---- INPUT MATERIAL

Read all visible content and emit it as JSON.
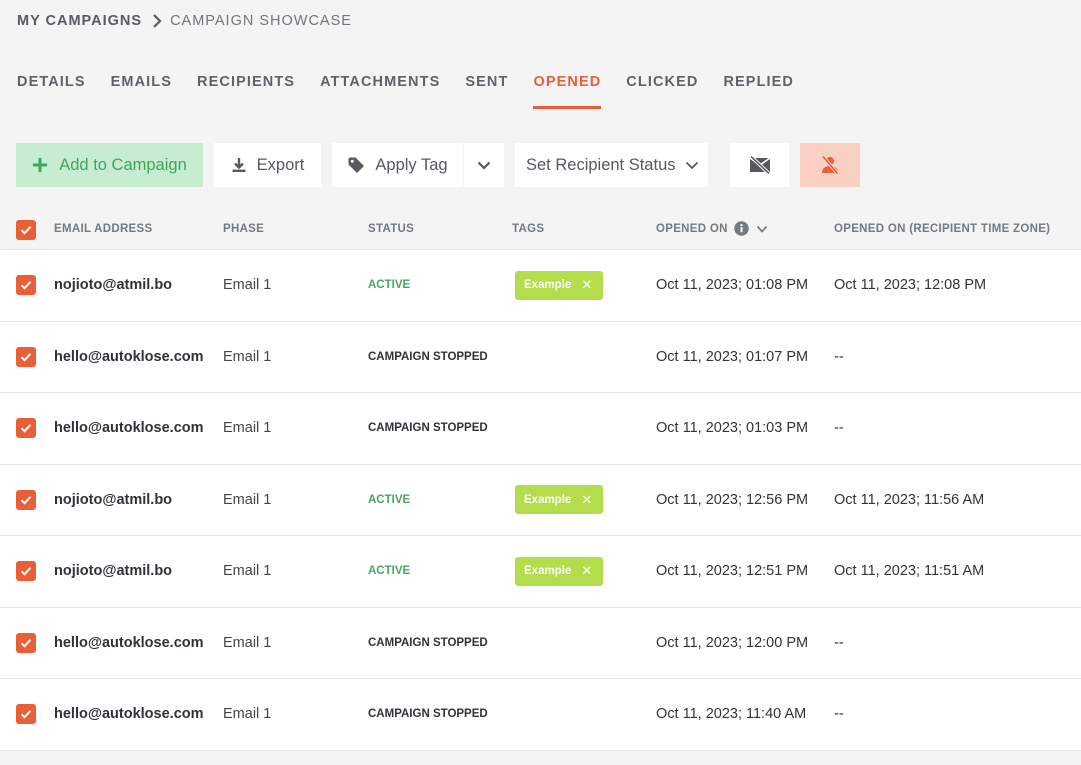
{
  "breadcrumb": {
    "root": "MY CAMPAIGNS",
    "current": "CAMPAIGN SHOWCASE"
  },
  "tabs": [
    {
      "label": "DETAILS"
    },
    {
      "label": "EMAILS"
    },
    {
      "label": "RECIPIENTS"
    },
    {
      "label": "ATTACHMENTS"
    },
    {
      "label": "SENT"
    },
    {
      "label": "OPENED",
      "active": true
    },
    {
      "label": "CLICKED"
    },
    {
      "label": "REPLIED"
    }
  ],
  "toolbar": {
    "add_label": "Add to Campaign",
    "export_label": "Export",
    "apply_tag_label": "Apply Tag",
    "set_status_label": "Set Recipient Status"
  },
  "columns": {
    "email": "EMAIL ADDRESS",
    "phase": "PHASE",
    "status": "STATUS",
    "tags": "TAGS",
    "opened": "OPENED ON",
    "opened_tz": "OPENED ON (RECIPIENT TIME ZONE)"
  },
  "rows": [
    {
      "email": "nojioto@atmil.bo",
      "phase": "Email 1",
      "status": "ACTIVE",
      "tag": "Example",
      "opened": "Oct 11, 2023; 01:08 PM",
      "opened_tz": "Oct 11, 2023; 12:08 PM"
    },
    {
      "email": "hello@autoklose.com",
      "phase": "Email 1",
      "status": "CAMPAIGN STOPPED",
      "tag": "",
      "opened": "Oct 11, 2023; 01:07 PM",
      "opened_tz": "--"
    },
    {
      "email": "hello@autoklose.com",
      "phase": "Email 1",
      "status": "CAMPAIGN STOPPED",
      "tag": "",
      "opened": "Oct 11, 2023; 01:03 PM",
      "opened_tz": "--"
    },
    {
      "email": "nojioto@atmil.bo",
      "phase": "Email 1",
      "status": "ACTIVE",
      "tag": "Example",
      "opened": "Oct 11, 2023; 12:56 PM",
      "opened_tz": "Oct 11, 2023; 11:56 AM"
    },
    {
      "email": "nojioto@atmil.bo",
      "phase": "Email 1",
      "status": "ACTIVE",
      "tag": "Example",
      "opened": "Oct 11, 2023; 12:51 PM",
      "opened_tz": "Oct 11, 2023; 11:51 AM"
    },
    {
      "email": "hello@autoklose.com",
      "phase": "Email 1",
      "status": "CAMPAIGN STOPPED",
      "tag": "",
      "opened": "Oct 11, 2023; 12:00 PM",
      "opened_tz": "--"
    },
    {
      "email": "hello@autoklose.com",
      "phase": "Email 1",
      "status": "CAMPAIGN STOPPED",
      "tag": "",
      "opened": "Oct 11, 2023; 11:40 AM",
      "opened_tz": "--"
    }
  ],
  "icons": {
    "breadcrumb_sep": "chevron-right-icon",
    "add": "plus-icon",
    "export": "download-icon",
    "tag": "tag-icon",
    "caret": "chevron-down-icon",
    "mail_off": "mail-off-icon",
    "user_off": "user-off-icon",
    "info": "info-icon",
    "sort": "chevron-down-icon",
    "check": "check-icon",
    "tag_remove": "close-icon"
  },
  "colors": {
    "accent": "#e95f37",
    "add_bg": "#c6edd2",
    "add_fg": "#3fa65e",
    "danger_bg": "#f9d0c3",
    "active_status": "#4aa561",
    "tag_bg": "#b3dd4a"
  }
}
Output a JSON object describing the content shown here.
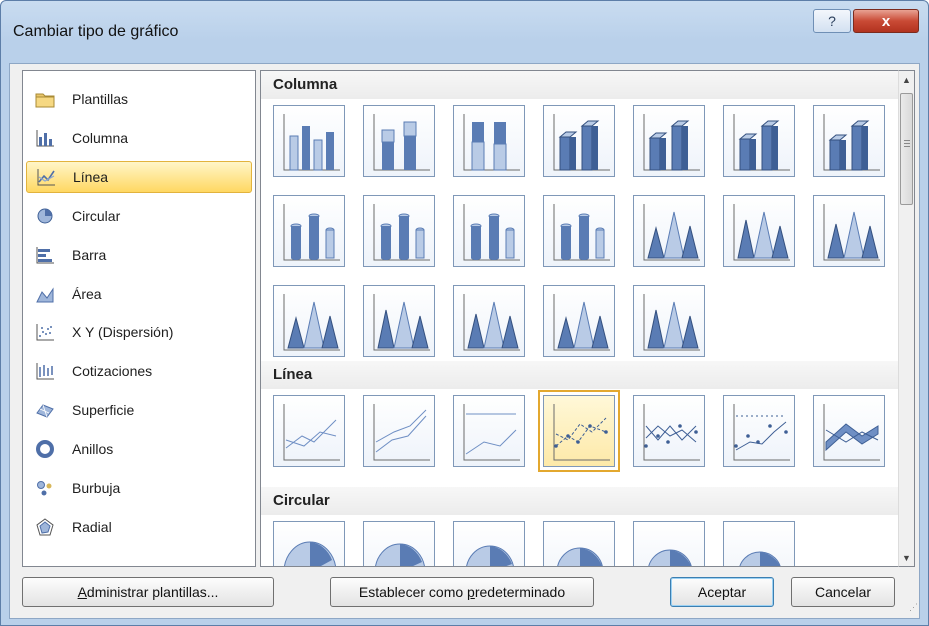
{
  "window": {
    "title": "Cambiar tipo de gráfico",
    "help_label": "?",
    "close_label": "x"
  },
  "chart_types": [
    {
      "label": "Plantillas",
      "icon": "folder-icon"
    },
    {
      "label": "Columna",
      "icon": "column-chart-icon"
    },
    {
      "label": "Línea",
      "icon": "line-chart-icon",
      "selected": true
    },
    {
      "label": "Circular",
      "icon": "pie-chart-icon"
    },
    {
      "label": "Barra",
      "icon": "bar-chart-icon"
    },
    {
      "label": "Área",
      "icon": "area-chart-icon"
    },
    {
      "label": "X Y (Dispersión)",
      "icon": "scatter-chart-icon"
    },
    {
      "label": "Cotizaciones",
      "icon": "stock-chart-icon"
    },
    {
      "label": "Superficie",
      "icon": "surface-chart-icon"
    },
    {
      "label": "Anillos",
      "icon": "doughnut-chart-icon"
    },
    {
      "label": "Burbuja",
      "icon": "bubble-chart-icon"
    },
    {
      "label": "Radial",
      "icon": "radar-chart-icon"
    }
  ],
  "gallery": {
    "sections": [
      {
        "title": "Columna",
        "count": 19
      },
      {
        "title": "Línea",
        "count": 7,
        "selected_index": 3
      },
      {
        "title": "Circular",
        "count": 6
      }
    ]
  },
  "buttons": {
    "manage_templates": {
      "prefix": "",
      "accel": "A",
      "rest": "dministrar plantillas..."
    },
    "set_default": {
      "prefix": "Establecer como ",
      "accel": "p",
      "rest": "redeterminado"
    },
    "ok": "Aceptar",
    "cancel": "Cancelar"
  },
  "colors": {
    "accent_selected": "#ffd862",
    "chart_blue": "#4f6fa8"
  }
}
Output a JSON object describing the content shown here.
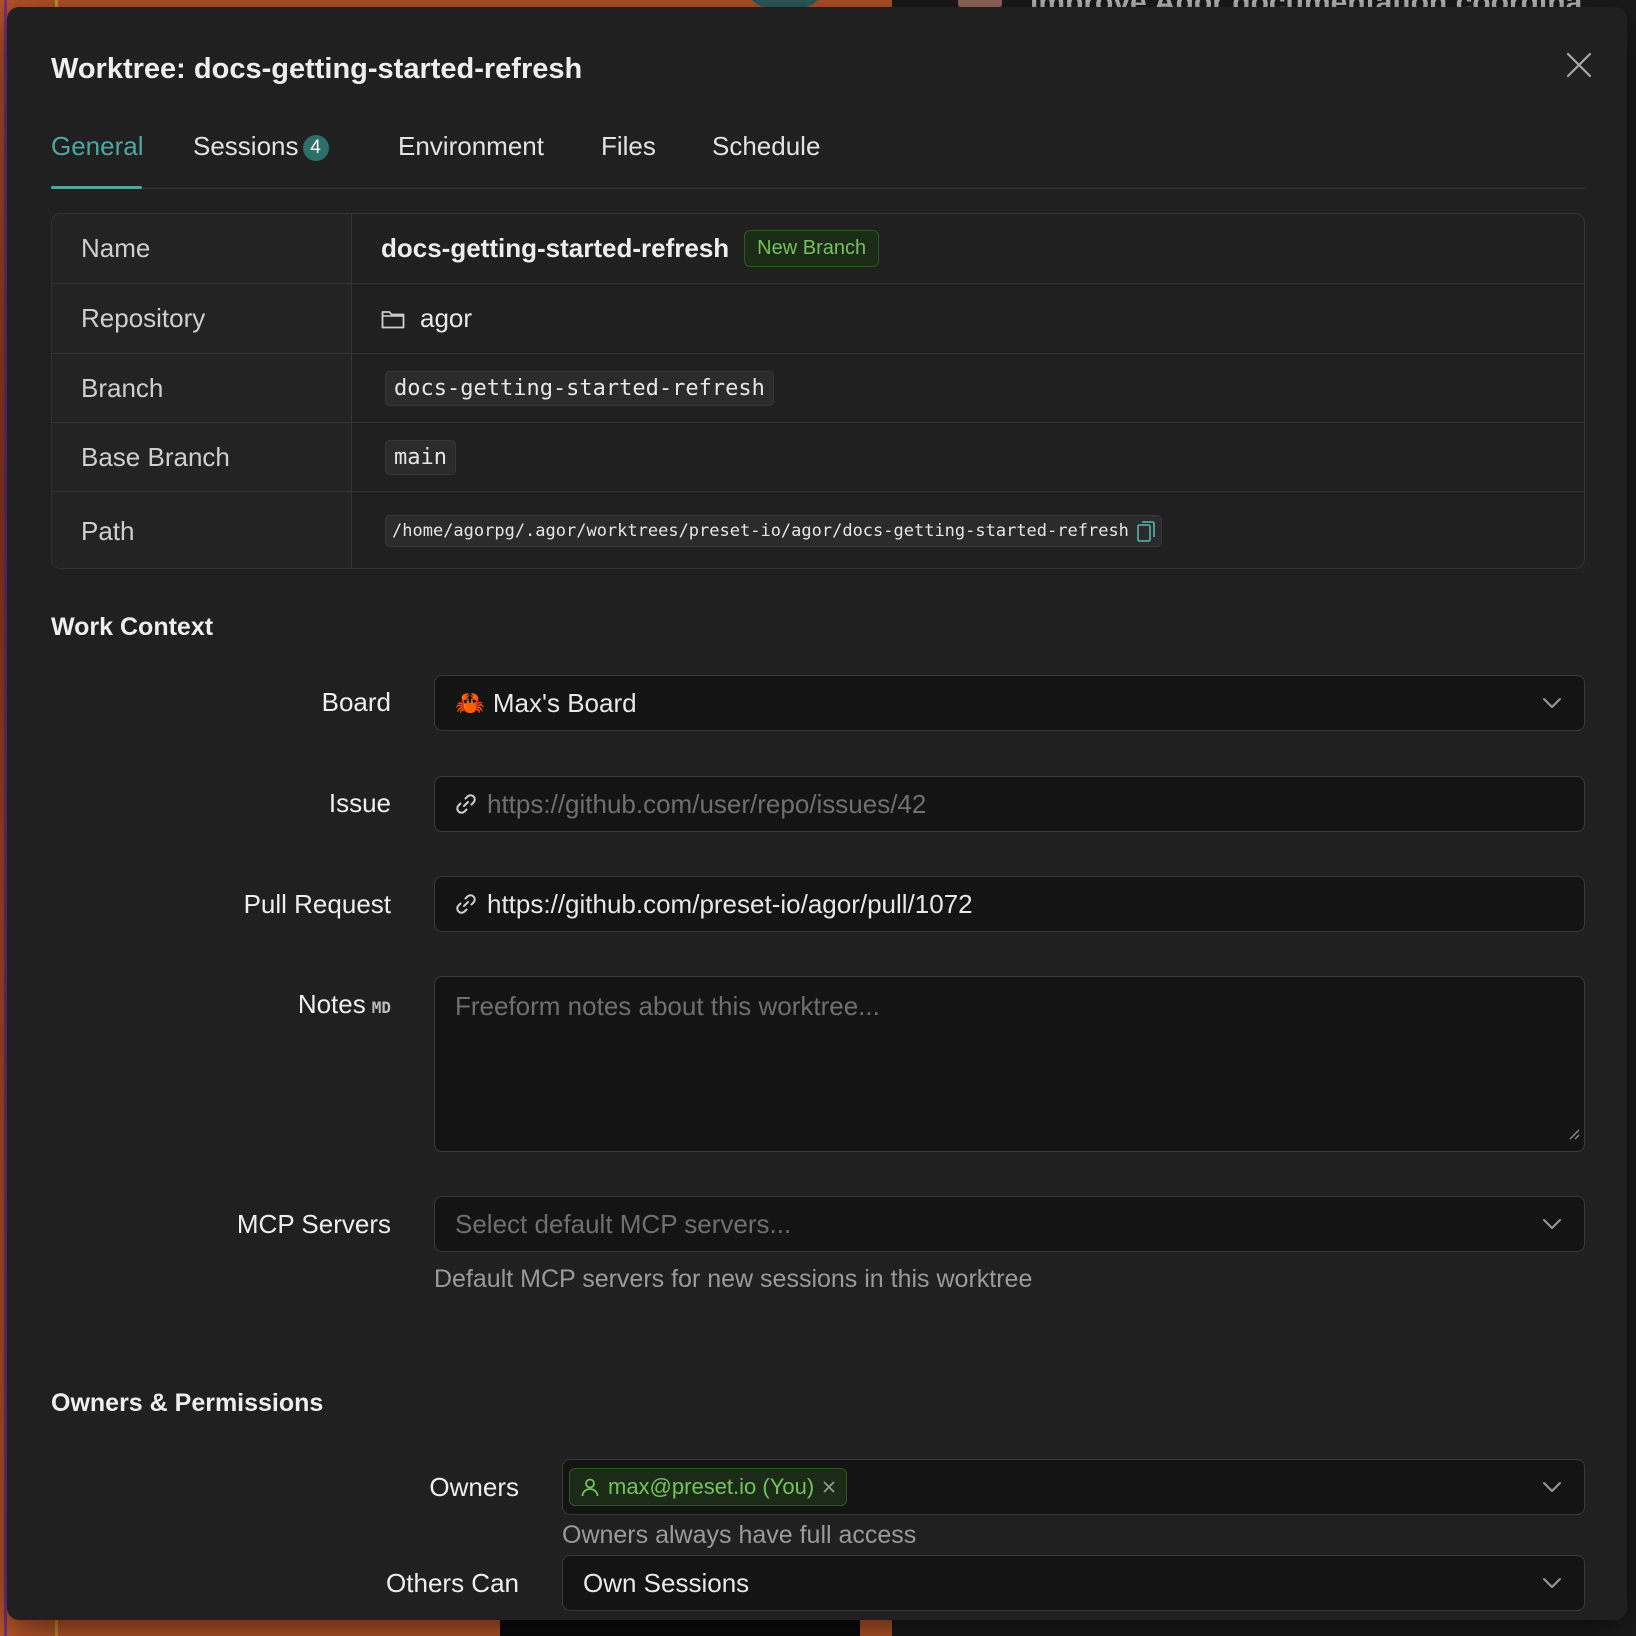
{
  "background": {
    "headline": "improve Agor documentation coordina"
  },
  "modal": {
    "title": "Worktree: docs-getting-started-refresh",
    "close_icon": "close-icon"
  },
  "tabs": [
    {
      "label": "General",
      "active": true
    },
    {
      "label": "Sessions",
      "badge": "4"
    },
    {
      "label": "Environment"
    },
    {
      "label": "Files"
    },
    {
      "label": "Schedule"
    }
  ],
  "details": {
    "name": {
      "label": "Name",
      "value": "docs-getting-started-refresh",
      "tag": "New Branch"
    },
    "repository": {
      "label": "Repository",
      "value": "agor",
      "icon": "folder-icon"
    },
    "branch": {
      "label": "Branch",
      "value": "docs-getting-started-refresh"
    },
    "base_branch": {
      "label": "Base Branch",
      "value": "main"
    },
    "path": {
      "label": "Path",
      "value": "/home/agorpg/.agor/worktrees/preset-io/agor/docs-getting-started-refresh",
      "icon": "copy-icon"
    }
  },
  "work_context": {
    "title": "Work Context",
    "board": {
      "label": "Board",
      "emoji": "🦀",
      "value": "Max's Board"
    },
    "issue": {
      "label": "Issue",
      "placeholder": "https://github.com/user/repo/issues/42",
      "value": ""
    },
    "pull_request": {
      "label": "Pull Request",
      "value": "https://github.com/preset-io/agor/pull/1072"
    },
    "notes": {
      "label": "Notes",
      "badge": "MD",
      "placeholder": "Freeform notes about this worktree..."
    },
    "mcp_servers": {
      "label": "MCP Servers",
      "placeholder": "Select default MCP servers...",
      "helper": "Default MCP servers for new sessions in this worktree"
    }
  },
  "owners_permissions": {
    "title": "Owners & Permissions",
    "owners": {
      "label": "Owners",
      "tag": "max@preset.io (You)",
      "helper": "Owners always have full access"
    },
    "others_can": {
      "label": "Others Can",
      "value": "Own Sessions"
    }
  },
  "colors": {
    "accent": "#4fa6a1",
    "tag_green": "#74c25b",
    "modal_bg": "#202020"
  }
}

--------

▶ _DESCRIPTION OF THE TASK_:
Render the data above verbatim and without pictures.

▶ _WRITTEN SOLUTION_:
Read all visible content and emit it as JSON.
{
  "breadcrumb": {
    "root": "MY CAMPAIGNS",
    "current": "CAMPAIGN SHOWCASE"
  },
  "tabs": [
    {
      "label": "DETAILS"
    },
    {
      "label": "EMAILS"
    },
    {
      "label": "RECIPIENTS"
    },
    {
      "label": "ATTACHMENTS"
    },
    {
      "label": "SENT"
    },
    {
      "label": "OPENED",
      "active": true
    },
    {
      "label": "CLICKED"
    },
    {
      "label": "REPLIED"
    }
  ],
  "toolbar": {
    "add_label": "Add to Campaign",
    "export_label": "Export",
    "apply_tag_label": "Apply Tag",
    "set_status_label": "Set Recipient Status"
  },
  "columns": {
    "email": "EMAIL ADDRESS",
    "phase": "PHASE",
    "status": "STATUS",
    "tags": "TAGS",
    "opened": "OPENED ON",
    "opened_tz": "OPENED ON (RECIPIENT TIME ZONE)"
  },
  "rows": [
    {
      "email": "nojioto@atmil.bo",
      "phase": "Email 1",
      "status": "ACTIVE",
      "tag": "Example",
      "opened": "Oct 11, 2023; 01:08 PM",
      "opened_tz": "Oct 11, 2023; 12:08 PM"
    },
    {
      "email": "hello@autoklose.com",
      "phase": "Email 1",
      "status": "CAMPAIGN STOPPED",
      "tag": "",
      "opened": "Oct 11, 2023; 01:07 PM",
      "opened_tz": "--"
    },
    {
      "email": "hello@autoklose.com",
      "phase": "Email 1",
      "status": "CAMPAIGN STOPPED",
      "tag": "",
      "opened": "Oct 11, 2023; 01:03 PM",
      "opened_tz": "--"
    },
    {
      "email": "nojioto@atmil.bo",
      "phase": "Email 1",
      "status": "ACTIVE",
      "tag": "Example",
      "opened": "Oct 11, 2023; 12:56 PM",
      "opened_tz": "Oct 11, 2023; 11:56 AM"
    },
    {
      "email": "nojioto@atmil.bo",
      "phase": "Email 1",
      "status": "ACTIVE",
      "tag": "Example",
      "opened": "Oct 11, 2023; 12:51 PM",
      "opened_tz": "Oct 11, 2023; 11:51 AM"
    },
    {
      "email": "hello@autoklose.com",
      "phase": "Email 1",
      "status": "CAMPAIGN STOPPED",
      "tag": "",
      "opened": "Oct 11, 2023; 12:00 PM",
      "opened_tz": "--"
    },
    {
      "email": "hello@autoklose.com",
      "phase": "Email 1",
      "status": "CAMPAIGN STOPPED",
      "tag": "",
      "opened": "Oct 11, 2023; 11:40 AM",
      "opened_tz": "--"
    }
  ],
  "icons": {
    "breadcrumb_sep": "chevron-right-icon",
    "add": "plus-icon",
    "export": "download-icon",
    "tag": "tag-icon",
    "caret": "chevron-down-icon",
    "mail_off": "mail-off-icon",
    "user_off": "user-off-icon",
    "info": "info-icon",
    "sort": "chevron-down-icon",
    "check": "check-icon",
    "tag_remove": "close-icon"
  },
  "colors": {
    "accent": "#e95f37",
    "add_bg": "#c6edd2",
    "add_fg": "#3fa65e",
    "danger_bg": "#f9d0c3",
    "active_status": "#4aa561",
    "tag_bg": "#b3dd4a"
  }
}
Output a JSON object describing the content shown here.
{
  "window": {
    "title": "Cambiar tipo de gráfico",
    "help_label": "?",
    "close_label": "x"
  },
  "chart_types": [
    {
      "label": "Plantillas",
      "icon": "folder-icon"
    },
    {
      "label": "Columna",
      "icon": "column-chart-icon"
    },
    {
      "label": "Línea",
      "icon": "line-chart-icon",
      "selected": true
    },
    {
      "label": "Circular",
      "icon": "pie-chart-icon"
    },
    {
      "label": "Barra",
      "icon": "bar-chart-icon"
    },
    {
      "label": "Área",
      "icon": "area-chart-icon"
    },
    {
      "label": "X Y (Dispersión)",
      "icon": "scatter-chart-icon"
    },
    {
      "label": "Cotizaciones",
      "icon": "stock-chart-icon"
    },
    {
      "label": "Superficie",
      "icon": "surface-chart-icon"
    },
    {
      "label": "Anillos",
      "icon": "doughnut-chart-icon"
    },
    {
      "label": "Burbuja",
      "icon": "bubble-chart-icon"
    },
    {
      "label": "Radial",
      "icon": "radar-chart-icon"
    }
  ],
  "gallery": {
    "sections": [
      {
        "title": "Columna",
        "count": 19
      },
      {
        "title": "Línea",
        "count": 7,
        "selected_index": 3
      },
      {
        "title": "Circular",
        "count": 6
      }
    ]
  },
  "buttons": {
    "manage_templates": {
      "prefix": "",
      "accel": "A",
      "rest": "dministrar plantillas..."
    },
    "set_default": {
      "prefix": "Establecer como ",
      "accel": "p",
      "rest": "redeterminado"
    },
    "ok": "Aceptar",
    "cancel": "Cancelar"
  },
  "colors": {
    "accent_selected": "#ffd862",
    "chart_blue": "#4f6fa8"
  }
}
Output a JSON object describing the content shown here.
{
  "background": {
    "headline": "improve Agor documentation coordina"
  },
  "modal": {
    "title": "Worktree: docs-getting-started-refresh",
    "close_icon": "close-icon"
  },
  "tabs": [
    {
      "label": "General",
      "active": true
    },
    {
      "label": "Sessions",
      "badge": "4"
    },
    {
      "label": "Environment"
    },
    {
      "label": "Files"
    },
    {
      "label": "Schedule"
    }
  ],
  "details": {
    "name": {
      "label": "Name",
      "value": "docs-getting-started-refresh",
      "tag": "New Branch"
    },
    "repository": {
      "label": "Repository",
      "value": "agor",
      "icon": "folder-icon"
    },
    "branch": {
      "label": "Branch",
      "value": "docs-getting-started-refresh"
    },
    "base_branch": {
      "label": "Base Branch",
      "value": "main"
    },
    "path": {
      "label": "Path",
      "value": "/home/agorpg/.agor/worktrees/preset-io/agor/docs-getting-started-refresh",
      "icon": "copy-icon"
    }
  },
  "work_context": {
    "title": "Work Context",
    "board": {
      "label": "Board",
      "emoji": "🦀",
      "value": "Max's Board"
    },
    "issue": {
      "label": "Issue",
      "placeholder": "https://github.com/user/repo/issues/42",
      "value": ""
    },
    "pull_request": {
      "label": "Pull Request",
      "value": "https://github.com/preset-io/agor/pull/1072"
    },
    "notes": {
      "label": "Notes",
      "badge": "MD",
      "placeholder": "Freeform notes about this worktree..."
    },
    "mcp_servers": {
      "label": "MCP Servers",
      "placeholder": "Select default MCP servers...",
      "helper": "Default MCP servers for new sessions in this worktree"
    }
  },
  "owners_permissions": {
    "title": "Owners & Permissions",
    "owners": {
      "label": "Owners",
      "tag": "max@preset.io (You)",
      "helper": "Owners always have full access"
    },
    "others_can": {
      "label": "Others Can",
      "value": "Own Sessions"
    }
  },
  "colors": {
    "accent": "#4fa6a1",
    "tag_green": "#74c25b",
    "modal_bg": "#202020"
  }
}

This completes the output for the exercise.